Q&A: Kristin Ferguson on Supporting Young People as They Learn to Support Themselves
To survive on the streets, homeless young people often make money in informal ways, whether legal, like selling recycled and self-made items, or potentially illegal, like panhandling or drug dealing. These young people may have limited “job skills,” as traditionally defined. In fact, they might not ever have had formal employment. Many of them have had contact with the criminal justice system, something potential employers might frown upon. As a result, they may be difficult to employ in mainstream jobs once they get off the street.
That un-employability is a problem, because a substantial body of research has found that finding and keeping a steady job is an important step toward exiting homelessness.
Kristin Ferguson, a researcher at the Silberman School of Social Work at Hunter College, studies how to get formerly homeless young people employed in the formal economy. They key, she says, is to figure out how best to provide a “triangle” of clinical, case management, and employment support services.
We talked to Ferguson about her studies of supported employment, an evidence-based practice that involves collaboration between vocation, clinical, and mental health case management staff in services for homeless youth.
NCFY: What are some examples of what supported employment looks like in practice?
FERGUSON: Some agencies run businesses, social enterprises where the nonprofit has an agency-run business, a for-profit arm. This gives young people an opportunity to learn a trade in an industry. For example, DeLancey Street is a moving and landscaping company in San Francisco that hires homeless young people. In Los Angeles, Homeboy Industries employs former gang-involved young people, who have often experienced homelessness, in baking, silk-screening, landscaping and other trades.
NCFY: Why is supported employment an effective practice?
FERGUSON: In my data collection in LA, people told me they were so glad the program is here. They were designing apparel using Photoshop, and then embroidering and silk-screening creative designs onto hats and shirts to sell. Youth said without this program they’d be out on the streets, using drugs, or even dead.

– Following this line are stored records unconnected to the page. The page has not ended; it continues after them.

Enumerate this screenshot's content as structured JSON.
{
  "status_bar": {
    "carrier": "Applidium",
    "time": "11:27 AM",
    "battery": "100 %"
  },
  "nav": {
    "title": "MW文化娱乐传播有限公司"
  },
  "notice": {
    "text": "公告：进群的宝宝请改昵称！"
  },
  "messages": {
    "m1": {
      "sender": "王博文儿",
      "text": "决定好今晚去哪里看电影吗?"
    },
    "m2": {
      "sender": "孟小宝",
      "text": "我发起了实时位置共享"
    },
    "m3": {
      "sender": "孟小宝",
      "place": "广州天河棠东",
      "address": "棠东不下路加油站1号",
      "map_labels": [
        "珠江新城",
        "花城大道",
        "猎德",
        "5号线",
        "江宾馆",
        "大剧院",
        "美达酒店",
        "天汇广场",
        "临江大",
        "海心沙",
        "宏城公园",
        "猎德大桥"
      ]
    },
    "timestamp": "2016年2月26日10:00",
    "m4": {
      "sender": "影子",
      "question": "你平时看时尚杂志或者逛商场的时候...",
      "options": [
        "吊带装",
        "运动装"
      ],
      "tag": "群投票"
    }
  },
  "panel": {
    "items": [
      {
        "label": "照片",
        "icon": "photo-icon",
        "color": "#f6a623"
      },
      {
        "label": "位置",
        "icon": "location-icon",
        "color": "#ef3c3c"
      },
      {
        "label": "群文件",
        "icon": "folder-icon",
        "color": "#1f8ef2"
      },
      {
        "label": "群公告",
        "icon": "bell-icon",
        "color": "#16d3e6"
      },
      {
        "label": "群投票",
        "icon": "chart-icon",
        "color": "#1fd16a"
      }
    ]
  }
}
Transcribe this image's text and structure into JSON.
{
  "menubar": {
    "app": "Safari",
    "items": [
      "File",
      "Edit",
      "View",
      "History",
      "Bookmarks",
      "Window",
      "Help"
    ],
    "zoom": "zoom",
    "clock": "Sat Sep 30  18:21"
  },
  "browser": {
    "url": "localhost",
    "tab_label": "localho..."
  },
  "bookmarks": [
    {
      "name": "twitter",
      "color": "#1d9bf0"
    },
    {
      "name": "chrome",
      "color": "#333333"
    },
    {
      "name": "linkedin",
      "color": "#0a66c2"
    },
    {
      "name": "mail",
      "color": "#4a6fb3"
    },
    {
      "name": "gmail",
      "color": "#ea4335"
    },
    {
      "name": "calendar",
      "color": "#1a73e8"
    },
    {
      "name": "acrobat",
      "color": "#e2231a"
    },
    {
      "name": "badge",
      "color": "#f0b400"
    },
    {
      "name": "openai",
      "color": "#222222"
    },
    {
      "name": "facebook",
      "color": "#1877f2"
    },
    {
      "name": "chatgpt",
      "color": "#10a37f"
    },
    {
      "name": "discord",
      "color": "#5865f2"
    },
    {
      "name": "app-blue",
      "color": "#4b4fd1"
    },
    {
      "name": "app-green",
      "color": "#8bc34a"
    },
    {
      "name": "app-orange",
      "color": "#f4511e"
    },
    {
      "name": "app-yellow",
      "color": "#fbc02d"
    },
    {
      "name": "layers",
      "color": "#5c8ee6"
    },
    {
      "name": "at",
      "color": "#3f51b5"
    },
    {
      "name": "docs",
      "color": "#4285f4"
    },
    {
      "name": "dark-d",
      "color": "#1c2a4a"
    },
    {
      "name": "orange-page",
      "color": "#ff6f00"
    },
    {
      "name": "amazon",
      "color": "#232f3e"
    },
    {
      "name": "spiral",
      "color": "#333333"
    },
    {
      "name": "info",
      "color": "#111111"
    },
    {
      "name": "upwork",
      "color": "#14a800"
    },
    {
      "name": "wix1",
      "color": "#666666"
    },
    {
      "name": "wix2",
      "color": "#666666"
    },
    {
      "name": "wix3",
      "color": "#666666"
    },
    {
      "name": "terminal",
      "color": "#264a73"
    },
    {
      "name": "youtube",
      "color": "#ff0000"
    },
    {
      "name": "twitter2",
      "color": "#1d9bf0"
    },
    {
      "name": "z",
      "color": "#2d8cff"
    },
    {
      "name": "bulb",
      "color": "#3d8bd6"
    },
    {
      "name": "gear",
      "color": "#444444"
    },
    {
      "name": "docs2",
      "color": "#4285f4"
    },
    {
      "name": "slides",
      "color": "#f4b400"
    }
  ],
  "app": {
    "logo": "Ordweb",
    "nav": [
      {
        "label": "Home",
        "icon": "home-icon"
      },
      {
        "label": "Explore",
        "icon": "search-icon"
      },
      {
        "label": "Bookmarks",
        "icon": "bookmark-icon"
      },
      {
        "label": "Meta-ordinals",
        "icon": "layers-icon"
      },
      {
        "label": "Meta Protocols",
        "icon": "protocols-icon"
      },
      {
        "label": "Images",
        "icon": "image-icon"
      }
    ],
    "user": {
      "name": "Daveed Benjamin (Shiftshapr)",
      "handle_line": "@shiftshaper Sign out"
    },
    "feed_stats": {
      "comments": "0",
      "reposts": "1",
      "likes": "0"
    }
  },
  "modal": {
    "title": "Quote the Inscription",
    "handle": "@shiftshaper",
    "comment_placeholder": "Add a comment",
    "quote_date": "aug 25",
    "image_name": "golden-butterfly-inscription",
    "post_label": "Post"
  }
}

While youth work, the clinician is in the room, and may be talking to them about anger management while they are putting together beads. Integrating clinical and employment is a hook—saying, “Come into my agency and get clinical therapy,” may not be too popular, but, “Come into my agency and make clothing and you can keep the proceeds” creates better buy-in for youth because making money to survive is their goal on the streets, and is needed to get off the streets.
Once youth are involved in an economically minded group, course, training, or business, the clinical services become more palatable to them, and they are more open to other services. They understand that if they are angry, or lashing out, it hurts their business process, and if they are high all the time, they are not going to be very productive. With the goal of making money, they themselves will begin to recognize things they may want to change. Oftentimes, clinicians use motivational interviewing—a therapy that builds on clients’ desire to change for themselves—as part of supported employment services with youth.
NCFY: What are some challenges in implementing supported employment and how do you address them?
FERGUSON: Oftentimes in this age of funding shortages, we might have a clinician doing both case management and employment work. I would love for youth workers to understand and appreciate the benefits of integrating the different types of supports, but I know there can be difficulty implementing this integration in practice. There are creative solutions I’ve seen, such as using interns and partnering with social workers interested in implementing evidence-based practice.
Have a staff person with a dedicated role in the community making relationships with employment leads. Working with employers willing and able to employ homeless young people contributes to the ability to keep young people off the streets longer term. Reach out to universities and faculties who want to do intervention research and work with you to show how it can work. In my experience doing this in the last 10 years or so, it’s not a huge financial burden to agencies – do what you’ve been doing all along, just be coordinated and open to observation and suggestion.